*** WORKING DATA Section Begins ***
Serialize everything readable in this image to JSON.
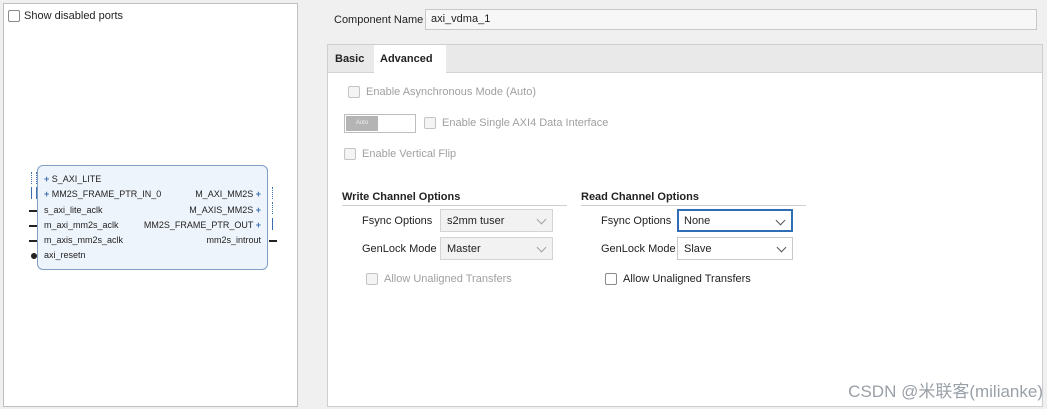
{
  "left_panel": {
    "show_disabled_ports_label": "Show disabled ports",
    "block": {
      "left_ports": [
        "S_AXI_LITE",
        "MM2S_FRAME_PTR_IN_0",
        "s_axi_lite_aclk",
        "m_axi_mm2s_aclk",
        "m_axis_mm2s_aclk",
        "axi_resetn"
      ],
      "right_ports": [
        "M_AXI_MM2S",
        "M_AXIS_MM2S",
        "MM2S_FRAME_PTR_OUT",
        "mm2s_introut"
      ]
    }
  },
  "component": {
    "label": "Component Name",
    "value": "axi_vdma_1"
  },
  "tabs": [
    {
      "label": "Basic",
      "active": false
    },
    {
      "label": "Advanced",
      "active": true
    }
  ],
  "advanced": {
    "async_mode_label": "Enable Asynchronous Mode (Auto)",
    "toggle_label": "Auto",
    "single_axi4_label": "Enable Single AXI4 Data Interface",
    "vertical_flip_label": "Enable Vertical Flip",
    "write": {
      "title": "Write Channel Options",
      "fsync_label": "Fsync Options",
      "fsync_value": "s2mm tuser",
      "genlock_label": "GenLock Mode",
      "genlock_value": "Master",
      "unaligned_label": "Allow Unaligned Transfers"
    },
    "read": {
      "title": "Read Channel Options",
      "fsync_label": "Fsync Options",
      "fsync_value": "None",
      "genlock_label": "GenLock Mode",
      "genlock_value": "Slave",
      "unaligned_label": "Allow Unaligned Transfers"
    }
  },
  "watermark": "CSDN @米联客(milianke)",
  "colors": {
    "accent": "#2f6db5",
    "block_border": "#7f9fc4",
    "block_fill": "#eef4fb"
  }
}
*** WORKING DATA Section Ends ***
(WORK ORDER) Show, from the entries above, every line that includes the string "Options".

(FINAL ANSWER)
      "title": "Write Channel Options",
      "fsync_label": "Fsync Options",
      "title": "Read Channel Options",
      "fsync_label": "Fsync Options",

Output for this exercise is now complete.